Kuala Lumpur, April 22, 2016 – 100,000 babies worldwide would die each year without life-saving blood transfusions or transplant for those who are born with thalassemia. They have to endure every minute of their lives for a suitable transplant that could cure their illness. Thousands of patients are in a similar situation because of difficulty in finding genetically matching bones. 11-year-old, Chong Jing Man, who suffers from thalassemia since one year-old, was given a chance to undergo a stem cell transplant that could cure her illness after 10-years of wait. Her mother still recalled a moment when Jing Man almost gave up on her life due to sufferings and “I cried everytime I watched my daughter writhed in pain.” quipped the lethargic mother of three.
It was a blessing in disguise when the thalassemia patient finally has the sparkle back in her eyes when she was declared free from the blood disorder following a successful stem cell transplant from her father, Chong Wai Keong. It was after ten years of waiting for advances in medical science, Jing Man’s prayers has finally been answered. As Subang Jaya Medical Center (SJMC) specialist, Dr. Lin, used a new technology and technique to perform the transplant, which only requires a 50 per cent match with Jing Man.

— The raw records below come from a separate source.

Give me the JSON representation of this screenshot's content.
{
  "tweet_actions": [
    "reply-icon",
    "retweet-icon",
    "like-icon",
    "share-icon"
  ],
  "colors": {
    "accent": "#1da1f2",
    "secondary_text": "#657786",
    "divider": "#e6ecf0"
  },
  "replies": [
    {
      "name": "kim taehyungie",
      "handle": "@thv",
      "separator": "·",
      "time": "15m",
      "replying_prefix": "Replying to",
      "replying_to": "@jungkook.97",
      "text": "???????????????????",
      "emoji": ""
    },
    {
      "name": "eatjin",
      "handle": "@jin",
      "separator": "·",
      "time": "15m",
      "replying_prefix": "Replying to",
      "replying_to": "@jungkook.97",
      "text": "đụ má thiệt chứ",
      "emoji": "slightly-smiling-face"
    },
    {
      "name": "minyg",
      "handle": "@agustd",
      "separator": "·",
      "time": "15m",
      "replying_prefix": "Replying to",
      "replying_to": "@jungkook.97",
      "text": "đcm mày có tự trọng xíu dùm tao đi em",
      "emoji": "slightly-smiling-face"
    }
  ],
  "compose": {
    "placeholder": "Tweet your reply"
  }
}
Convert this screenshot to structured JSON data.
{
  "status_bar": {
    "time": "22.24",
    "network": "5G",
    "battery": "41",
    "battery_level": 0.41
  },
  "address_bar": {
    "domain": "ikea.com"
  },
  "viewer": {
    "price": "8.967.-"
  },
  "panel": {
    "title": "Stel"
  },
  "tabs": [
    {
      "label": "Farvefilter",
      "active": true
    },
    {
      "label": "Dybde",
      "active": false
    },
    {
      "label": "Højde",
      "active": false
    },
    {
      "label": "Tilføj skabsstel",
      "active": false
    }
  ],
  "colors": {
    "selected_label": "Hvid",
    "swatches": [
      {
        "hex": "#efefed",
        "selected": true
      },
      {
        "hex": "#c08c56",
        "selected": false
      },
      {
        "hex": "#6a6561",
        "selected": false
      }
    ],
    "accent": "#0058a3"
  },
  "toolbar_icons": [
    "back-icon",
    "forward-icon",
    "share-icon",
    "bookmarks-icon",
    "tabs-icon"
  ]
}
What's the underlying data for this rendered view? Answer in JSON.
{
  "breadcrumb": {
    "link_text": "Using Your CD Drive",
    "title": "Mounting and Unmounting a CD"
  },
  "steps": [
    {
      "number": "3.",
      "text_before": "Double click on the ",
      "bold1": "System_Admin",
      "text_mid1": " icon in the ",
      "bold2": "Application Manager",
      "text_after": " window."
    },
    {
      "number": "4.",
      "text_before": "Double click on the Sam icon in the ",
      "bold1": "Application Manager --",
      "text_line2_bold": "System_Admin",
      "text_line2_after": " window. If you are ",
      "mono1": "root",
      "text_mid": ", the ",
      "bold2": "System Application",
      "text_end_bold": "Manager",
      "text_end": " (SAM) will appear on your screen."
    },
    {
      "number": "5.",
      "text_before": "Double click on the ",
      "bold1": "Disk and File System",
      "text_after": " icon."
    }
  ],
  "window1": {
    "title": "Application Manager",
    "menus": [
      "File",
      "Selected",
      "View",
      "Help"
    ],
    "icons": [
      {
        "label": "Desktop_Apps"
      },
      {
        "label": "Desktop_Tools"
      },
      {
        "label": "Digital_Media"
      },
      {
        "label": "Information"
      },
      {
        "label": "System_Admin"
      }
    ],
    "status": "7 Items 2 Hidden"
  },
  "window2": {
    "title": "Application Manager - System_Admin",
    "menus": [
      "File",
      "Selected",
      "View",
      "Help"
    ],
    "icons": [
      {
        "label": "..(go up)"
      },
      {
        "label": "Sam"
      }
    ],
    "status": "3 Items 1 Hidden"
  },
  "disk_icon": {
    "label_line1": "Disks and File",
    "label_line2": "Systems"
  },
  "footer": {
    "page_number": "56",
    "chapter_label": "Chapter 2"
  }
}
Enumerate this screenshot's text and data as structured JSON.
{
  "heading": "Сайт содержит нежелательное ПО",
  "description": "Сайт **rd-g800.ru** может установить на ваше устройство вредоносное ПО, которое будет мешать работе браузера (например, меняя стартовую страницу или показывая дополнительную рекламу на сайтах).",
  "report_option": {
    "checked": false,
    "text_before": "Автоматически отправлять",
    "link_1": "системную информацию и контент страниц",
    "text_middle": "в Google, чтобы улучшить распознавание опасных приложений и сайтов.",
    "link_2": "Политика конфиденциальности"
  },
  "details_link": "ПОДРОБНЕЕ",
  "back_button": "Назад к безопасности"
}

However, Jing Man’s joy was short-lived when her parents were hit with reality on the high cost incurred from the operation. Coming from a humble background, the patient’s father, Chong Wai Keong, is the only breadwinner in the family, works as a helper in a coffee shop in Raub while her mother is a housewife. With a meagre income of RM2,000 per month, they have to eke out their income with RM1,000/month spent on medications and treatment for Jing Man. With transfusions and other medicine costs, Jing Man’s father has experienced much difficult financially and hence needs desperate assistance.
Jing Man’s transplant was done at SJMC due to the skills and expertise available only in the specialty hospital. As the transplant method is new technique and used new technology, the fees alone, costs up to RM400,000. As Jing Man does not have any insurance coverage for this coupled with the transfusions cost twice a month, amounts to RM 1,000/month; her father is unable to bear the cost of this treatment, being a poor labourer.
Prior to this, they’ve received some donations from the public including RM31,000 from Tan Hui Linn, the girl who survived an acid attack. She has decided to channel her access fund received from Lions Club earlier to Jing Man, as part of her contribution.
Recognising the plight of this little girl, Lions Club Subang Jaya (LCSJ) has stepped in to help to raise fund to settle off Jing Man’s operation cost and daily treatment costing. A small gesture like this may change a child’s life. Donations can be made either by cash or cheque, addressed to Lions Club of Subang Jaya.